Your instructions: In the entries below, find the lines that contain the word "account" and copy them.

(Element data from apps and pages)
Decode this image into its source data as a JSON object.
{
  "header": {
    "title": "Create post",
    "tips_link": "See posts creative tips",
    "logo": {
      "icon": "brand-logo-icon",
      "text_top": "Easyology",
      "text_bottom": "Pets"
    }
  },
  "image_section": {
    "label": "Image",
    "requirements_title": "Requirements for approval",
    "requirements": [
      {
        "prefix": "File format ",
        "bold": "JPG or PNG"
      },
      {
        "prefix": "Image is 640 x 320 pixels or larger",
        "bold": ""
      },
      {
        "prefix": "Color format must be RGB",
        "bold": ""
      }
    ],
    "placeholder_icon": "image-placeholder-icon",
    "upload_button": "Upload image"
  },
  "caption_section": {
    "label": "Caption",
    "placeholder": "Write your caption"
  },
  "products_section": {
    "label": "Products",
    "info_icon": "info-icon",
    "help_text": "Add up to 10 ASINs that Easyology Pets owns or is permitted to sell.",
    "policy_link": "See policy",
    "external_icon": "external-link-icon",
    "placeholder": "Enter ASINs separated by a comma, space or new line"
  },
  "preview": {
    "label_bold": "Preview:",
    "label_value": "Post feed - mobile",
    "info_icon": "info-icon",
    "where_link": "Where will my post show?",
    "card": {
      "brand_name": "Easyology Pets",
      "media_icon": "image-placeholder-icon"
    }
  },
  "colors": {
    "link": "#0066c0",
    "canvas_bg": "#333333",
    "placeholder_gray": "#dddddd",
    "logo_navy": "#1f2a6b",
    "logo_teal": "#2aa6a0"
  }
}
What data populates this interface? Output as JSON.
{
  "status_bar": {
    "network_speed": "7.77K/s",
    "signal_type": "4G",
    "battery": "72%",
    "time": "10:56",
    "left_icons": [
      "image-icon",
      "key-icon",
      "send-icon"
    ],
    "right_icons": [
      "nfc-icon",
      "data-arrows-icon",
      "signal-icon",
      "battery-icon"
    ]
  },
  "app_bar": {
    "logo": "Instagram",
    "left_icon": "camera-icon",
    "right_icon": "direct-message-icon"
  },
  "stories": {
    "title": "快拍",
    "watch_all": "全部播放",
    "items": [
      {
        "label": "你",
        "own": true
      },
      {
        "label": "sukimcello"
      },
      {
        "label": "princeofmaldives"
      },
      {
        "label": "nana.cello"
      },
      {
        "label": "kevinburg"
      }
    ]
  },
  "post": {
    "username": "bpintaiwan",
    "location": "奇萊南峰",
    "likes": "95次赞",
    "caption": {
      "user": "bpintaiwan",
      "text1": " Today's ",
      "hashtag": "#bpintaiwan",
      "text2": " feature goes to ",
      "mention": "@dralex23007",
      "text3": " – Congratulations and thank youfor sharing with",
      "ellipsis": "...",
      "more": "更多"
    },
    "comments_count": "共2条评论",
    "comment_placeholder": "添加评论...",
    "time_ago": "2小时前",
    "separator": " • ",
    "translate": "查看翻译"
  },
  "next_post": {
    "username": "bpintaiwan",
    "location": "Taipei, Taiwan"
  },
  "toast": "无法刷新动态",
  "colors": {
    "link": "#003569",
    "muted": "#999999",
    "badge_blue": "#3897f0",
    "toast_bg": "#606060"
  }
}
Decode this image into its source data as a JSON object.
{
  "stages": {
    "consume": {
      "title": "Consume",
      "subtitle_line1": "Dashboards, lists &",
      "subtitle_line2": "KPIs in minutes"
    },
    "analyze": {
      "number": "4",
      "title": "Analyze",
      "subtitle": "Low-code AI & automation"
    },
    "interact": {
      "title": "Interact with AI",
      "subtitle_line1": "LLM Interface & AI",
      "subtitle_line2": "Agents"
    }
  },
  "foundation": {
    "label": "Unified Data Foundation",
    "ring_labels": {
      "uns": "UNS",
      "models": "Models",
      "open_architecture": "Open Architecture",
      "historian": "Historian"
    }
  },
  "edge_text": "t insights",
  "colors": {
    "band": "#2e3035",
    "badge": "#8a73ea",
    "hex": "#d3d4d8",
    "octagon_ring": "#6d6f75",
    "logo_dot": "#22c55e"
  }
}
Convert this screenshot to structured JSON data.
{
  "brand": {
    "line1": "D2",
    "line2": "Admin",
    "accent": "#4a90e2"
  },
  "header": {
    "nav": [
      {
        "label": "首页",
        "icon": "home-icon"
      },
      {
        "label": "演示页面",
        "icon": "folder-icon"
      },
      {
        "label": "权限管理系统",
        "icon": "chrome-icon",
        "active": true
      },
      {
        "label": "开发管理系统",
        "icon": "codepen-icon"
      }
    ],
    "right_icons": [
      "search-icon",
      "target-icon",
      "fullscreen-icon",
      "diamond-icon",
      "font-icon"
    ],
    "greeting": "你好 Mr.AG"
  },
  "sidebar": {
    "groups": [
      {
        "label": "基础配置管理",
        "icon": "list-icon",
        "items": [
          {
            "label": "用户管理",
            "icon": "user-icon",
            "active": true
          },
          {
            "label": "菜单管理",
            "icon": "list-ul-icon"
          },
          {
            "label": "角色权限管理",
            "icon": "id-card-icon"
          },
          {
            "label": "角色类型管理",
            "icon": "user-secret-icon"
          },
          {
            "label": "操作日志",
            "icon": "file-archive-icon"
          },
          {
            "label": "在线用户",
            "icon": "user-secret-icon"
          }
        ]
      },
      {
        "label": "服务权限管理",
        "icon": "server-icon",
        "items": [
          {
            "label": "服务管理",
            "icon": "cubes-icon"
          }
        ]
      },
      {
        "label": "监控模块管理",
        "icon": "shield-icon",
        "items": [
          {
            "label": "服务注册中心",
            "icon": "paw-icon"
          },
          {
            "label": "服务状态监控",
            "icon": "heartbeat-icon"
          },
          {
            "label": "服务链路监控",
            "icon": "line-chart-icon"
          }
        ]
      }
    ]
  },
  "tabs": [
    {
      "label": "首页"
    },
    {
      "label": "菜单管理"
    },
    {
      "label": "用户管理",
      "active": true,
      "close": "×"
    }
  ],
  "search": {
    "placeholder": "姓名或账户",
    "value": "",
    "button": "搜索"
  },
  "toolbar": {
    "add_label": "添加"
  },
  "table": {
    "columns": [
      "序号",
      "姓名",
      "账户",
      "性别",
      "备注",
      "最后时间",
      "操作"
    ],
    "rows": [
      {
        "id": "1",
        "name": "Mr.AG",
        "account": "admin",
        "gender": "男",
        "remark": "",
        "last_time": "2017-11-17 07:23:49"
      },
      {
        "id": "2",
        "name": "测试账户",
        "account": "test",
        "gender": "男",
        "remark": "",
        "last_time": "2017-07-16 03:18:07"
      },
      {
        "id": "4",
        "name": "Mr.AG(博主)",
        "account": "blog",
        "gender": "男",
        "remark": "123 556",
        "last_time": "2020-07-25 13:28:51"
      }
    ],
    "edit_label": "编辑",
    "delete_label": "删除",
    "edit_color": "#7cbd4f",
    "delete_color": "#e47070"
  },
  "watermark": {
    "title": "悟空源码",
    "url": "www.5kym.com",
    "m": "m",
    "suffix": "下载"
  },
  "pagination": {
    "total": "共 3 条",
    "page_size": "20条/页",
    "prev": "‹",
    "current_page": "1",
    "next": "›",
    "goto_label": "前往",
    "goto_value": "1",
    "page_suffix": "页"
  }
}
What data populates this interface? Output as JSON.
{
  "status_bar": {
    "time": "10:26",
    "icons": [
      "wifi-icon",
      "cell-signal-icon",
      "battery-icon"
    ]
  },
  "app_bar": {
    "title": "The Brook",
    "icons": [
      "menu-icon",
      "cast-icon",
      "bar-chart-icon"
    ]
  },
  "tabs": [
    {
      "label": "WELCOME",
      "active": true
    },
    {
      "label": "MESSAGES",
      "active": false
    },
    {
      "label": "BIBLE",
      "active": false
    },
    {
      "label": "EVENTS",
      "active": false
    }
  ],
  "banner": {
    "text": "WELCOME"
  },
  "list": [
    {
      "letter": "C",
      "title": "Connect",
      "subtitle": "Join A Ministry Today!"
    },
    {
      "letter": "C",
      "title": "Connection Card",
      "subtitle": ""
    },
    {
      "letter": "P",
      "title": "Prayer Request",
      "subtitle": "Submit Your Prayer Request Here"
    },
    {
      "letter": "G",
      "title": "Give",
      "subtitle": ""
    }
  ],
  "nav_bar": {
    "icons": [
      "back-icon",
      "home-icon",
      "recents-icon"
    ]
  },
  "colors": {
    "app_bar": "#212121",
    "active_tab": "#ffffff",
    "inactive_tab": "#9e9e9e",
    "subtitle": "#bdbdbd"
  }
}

Answer box:
        "account": "admin",
        "account": "test",
        "account": "blog",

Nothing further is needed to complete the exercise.